* Problem to work on *
You are asked to reproduce the listing exactly and to omit its pictures.
------------
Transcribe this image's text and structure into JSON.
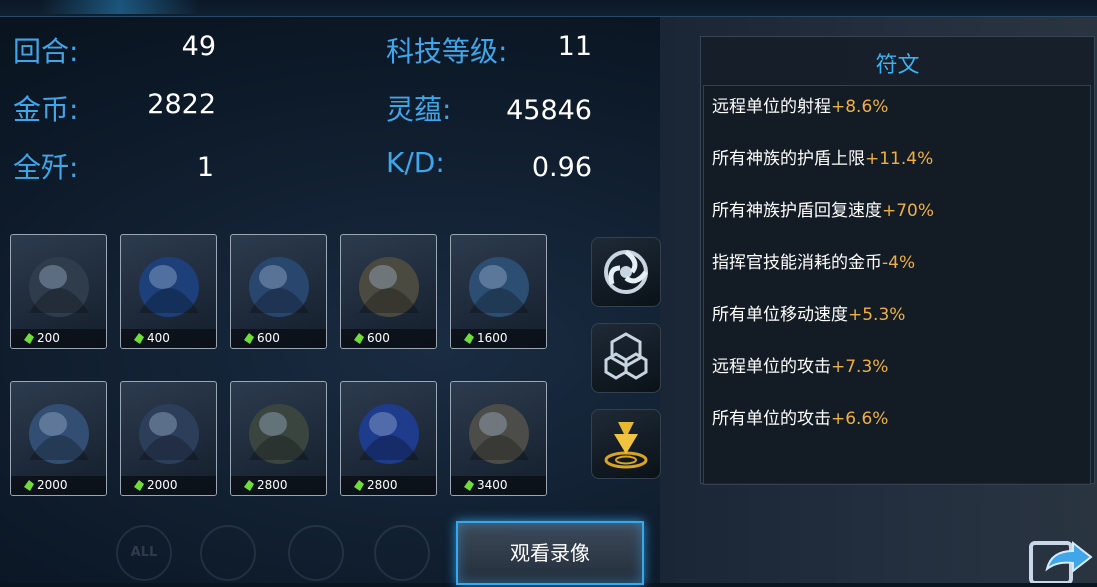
{
  "stats": {
    "round_label": "回合:",
    "round_value": "49",
    "gold_label": "金币:",
    "gold_value": "2822",
    "kills_label": "全歼:",
    "kills_value": "1",
    "tech_label": "科技等级:",
    "tech_value": "11",
    "spirit_label": "灵蕴:",
    "spirit_value": "45846",
    "kd_label": "K/D:",
    "kd_value": "0.96"
  },
  "units": [
    {
      "name": "unit-1",
      "cost": "200",
      "color": "#2e3c4c"
    },
    {
      "name": "unit-2",
      "cost": "400",
      "color": "#1d3f7a"
    },
    {
      "name": "unit-3",
      "cost": "600",
      "color": "#28466e"
    },
    {
      "name": "unit-4",
      "cost": "600",
      "color": "#4a4a40"
    },
    {
      "name": "unit-5",
      "cost": "1600",
      "color": "#2b4e72"
    },
    {
      "name": "unit-6",
      "cost": "2000",
      "color": "#324e72"
    },
    {
      "name": "unit-7",
      "cost": "2000",
      "color": "#2c3e5a"
    },
    {
      "name": "unit-8",
      "cost": "2800",
      "color": "#3a4540"
    },
    {
      "name": "unit-9",
      "cost": "2800",
      "color": "#1e3b8c"
    },
    {
      "name": "unit-10",
      "cost": "3400",
      "color": "#4c4c48"
    }
  ],
  "skills": [
    "swirl-skill-icon",
    "hexagon-shield-skill-icon",
    "drop-target-skill-icon"
  ],
  "runes": {
    "title": "符文",
    "items": [
      {
        "text": "远程单位的射程",
        "bonus": "+8.6%"
      },
      {
        "text": "所有神族的护盾上限",
        "bonus": "+11.4%"
      },
      {
        "text": "所有神族护盾回复速度",
        "bonus": "+70%"
      },
      {
        "text": "指挥官技能消耗的金币",
        "bonus": "-4%"
      },
      {
        "text": "所有单位移动速度",
        "bonus": "+5.3%"
      },
      {
        "text": "远程单位的攻击",
        "bonus": "+7.3%"
      },
      {
        "text": "所有单位的攻击",
        "bonus": "+6.6%"
      }
    ]
  },
  "watch_button": "观看录像",
  "colors": {
    "accent": "#3fa6ea",
    "bonus": "#f0b040",
    "gem": "#6fdc3a"
  }
}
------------
* Finished task *
Transcribe this image's text and structure into JSON.
{
  "stats": {
    "round_label": "回合:",
    "round_value": "49",
    "gold_label": "金币:",
    "gold_value": "2822",
    "kills_label": "全歼:",
    "kills_value": "1",
    "tech_label": "科技等级:",
    "tech_value": "11",
    "spirit_label": "灵蕴:",
    "spirit_value": "45846",
    "kd_label": "K/D:",
    "kd_value": "0.96"
  },
  "units": [
    {
      "name": "unit-1",
      "cost": "200",
      "color": "#2e3c4c"
    },
    {
      "name": "unit-2",
      "cost": "400",
      "color": "#1d3f7a"
    },
    {
      "name": "unit-3",
      "cost": "600",
      "color": "#28466e"
    },
    {
      "name": "unit-4",
      "cost": "600",
      "color": "#4a4a40"
    },
    {
      "name": "unit-5",
      "cost": "1600",
      "color": "#2b4e72"
    },
    {
      "name": "unit-6",
      "cost": "2000",
      "color": "#324e72"
    },
    {
      "name": "unit-7",
      "cost": "2000",
      "color": "#2c3e5a"
    },
    {
      "name": "unit-8",
      "cost": "2800",
      "color": "#3a4540"
    },
    {
      "name": "unit-9",
      "cost": "2800",
      "color": "#1e3b8c"
    },
    {
      "name": "unit-10",
      "cost": "3400",
      "color": "#4c4c48"
    }
  ],
  "skills": [
    "swirl-skill-icon",
    "hexagon-shield-skill-icon",
    "drop-target-skill-icon"
  ],
  "runes": {
    "title": "符文",
    "items": [
      {
        "text": "远程单位的射程",
        "bonus": "+8.6%"
      },
      {
        "text": "所有神族的护盾上限",
        "bonus": "+11.4%"
      },
      {
        "text": "所有神族护盾回复速度",
        "bonus": "+70%"
      },
      {
        "text": "指挥官技能消耗的金币",
        "bonus": "-4%"
      },
      {
        "text": "所有单位移动速度",
        "bonus": "+5.3%"
      },
      {
        "text": "远程单位的攻击",
        "bonus": "+7.3%"
      },
      {
        "text": "所有单位的攻击",
        "bonus": "+6.6%"
      }
    ]
  },
  "watch_button": "观看录像",
  "colors": {
    "accent": "#3fa6ea",
    "bonus": "#f0b040",
    "gem": "#6fdc3a"
  }
}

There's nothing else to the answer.